You know, this is the kind of movie that could all too easily have been really awful: an operetta about nursery rhyme characters with, frankly, limited special effects? But instead, "March of the Wooden Soldiers" is without a doubt one of the best children's movies ever produced in Hollywood. And of course, the major reason for that is that it features the supertalented duo of Laurel and Hardy as the comic relief team who wind up the stars of the movie. They and everyone else in the movie play their roles in the sincerest possible way. That's why this movie is so good to show any child, no matter how young: there's nothing cynical in the movie, no one with a hidden nasty agenda peeking through. Sure, it can be a scary movie, alright, but meaness is punished and goodness rewarded.
Think about the wacky costumes of the bogeymen who are lead by evil Silas Barnaby to attack Toyland via raft. Rubber masks and hula skirts worn over longjohns, or so they seem. How on earth could 21st century children find that anything but laughable, with the best computer-generated villains in films today? But it just goes to show you that glitz isn't everything, because those little kids ARE freaked out still, to see the bogeymen jump down when Barnaby summons them in the cave. One of the other reviewers is right when he says that somehow this movie reaches right into childhood itself, what I would think is the German, Brothers Grimm part of childhood, of "things" under the bed. Today's creepy villains are made to frighten sophisticated adults, who've seen it all before. But that's over the head of children, really--rubber-faced bogeymen are all it takes! I think another appealing aspect is that most of the characters, even if they are all really adults, somehow seem like children pretending to be adults-that's even true of a relatively minor character like King Cole as well as for Tom-Tom and Bo-Peep, our leading man and lady. The un-bogeymen parts therefore have a sweetness to them that hearkens from very early chidhood, the kind you see in a Jessie Wilcox Smith painting. And the timing of Laurel and Hardy is perfect: they are just tops!

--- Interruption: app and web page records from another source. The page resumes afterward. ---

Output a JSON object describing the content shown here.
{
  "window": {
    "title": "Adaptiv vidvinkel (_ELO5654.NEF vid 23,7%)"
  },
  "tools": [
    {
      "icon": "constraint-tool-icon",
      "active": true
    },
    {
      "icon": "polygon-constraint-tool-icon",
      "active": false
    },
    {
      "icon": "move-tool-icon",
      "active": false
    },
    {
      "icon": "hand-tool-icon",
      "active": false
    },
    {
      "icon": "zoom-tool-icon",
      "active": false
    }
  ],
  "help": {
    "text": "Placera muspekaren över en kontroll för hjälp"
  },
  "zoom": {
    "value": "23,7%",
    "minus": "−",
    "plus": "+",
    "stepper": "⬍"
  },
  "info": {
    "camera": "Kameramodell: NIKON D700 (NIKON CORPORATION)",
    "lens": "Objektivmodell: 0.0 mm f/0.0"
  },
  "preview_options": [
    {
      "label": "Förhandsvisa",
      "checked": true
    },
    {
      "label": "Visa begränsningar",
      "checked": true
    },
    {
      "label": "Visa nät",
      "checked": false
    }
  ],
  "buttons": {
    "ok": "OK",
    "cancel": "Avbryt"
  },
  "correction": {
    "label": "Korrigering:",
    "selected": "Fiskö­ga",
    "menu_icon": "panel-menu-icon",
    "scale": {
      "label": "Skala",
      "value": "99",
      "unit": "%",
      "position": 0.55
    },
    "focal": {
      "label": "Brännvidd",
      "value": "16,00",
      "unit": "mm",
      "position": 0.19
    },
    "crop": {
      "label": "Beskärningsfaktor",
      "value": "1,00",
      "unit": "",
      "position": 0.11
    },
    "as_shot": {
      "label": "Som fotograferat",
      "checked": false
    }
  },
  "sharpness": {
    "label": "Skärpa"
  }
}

This movie played faithfully in the NYC area every year on Thanksgiving Day, duly followed (for some reason) by "King Kong", and I and my brothers and sisters watched it every time, from babyhood even through sullen teenage years, without ever poking fun at it; oh no, this was (and is) still held as reverentially as though it were right up there after the Bible. Not many childhood rituals can make it unscathed through adolescence, but "March of the Wooden Soldiers" did, and is now enjoyed by new generation Toddler Nephew. It deservedly lives on for each new set of youngsters, a true classic.
on December 9, 2001
On the far end of the musical movie spectrum is the colorized Laurel and Hardy "MARCH OF THE WOODEN SOLDIERS" from Goodtimes Home Video at a great price. As adapted from Victor Herbert's operetta "Babes in Toyland," there's more of the Holiday Spirit in this 1934 classic than in most of the insipidly lame attempts of movies and TV to exploit the holiday season.
Dum (Stan) and Dee (Ollie) are Santa's toymakers preparing for the big delivery on Christmas eve. Mother Goose and nursery rhyme characters are all over the place and Stan and Ollie are in constant trouble ("Is that 100 six-foot toy soldiers or 600 one-footers?") Silas Barnaby, (remember "the meanest man in town"?), Bo Peep (she's being forced into marriage by Silas or he will evict Bo's mom, who is in fact The Old Woman In The Shoe). And there's Tom Tom the Piper's Son (Ms Peep's true love) and the big finale with the creepy attack of the Bogeymen.
This classic has been cleaned up, digitally remastered and colorized and looks about as perfect as the best of old style children's book illustrations and I bet Stan Laurel and Oliver Hardy themselves would want this one in color. It's certainly no sacrilege. This is one beautiful, Fauvistic fever dream of a movie. A weirdly mesmerizing family treat.
Laurel and Hardy forever! Let's all love each other, OK?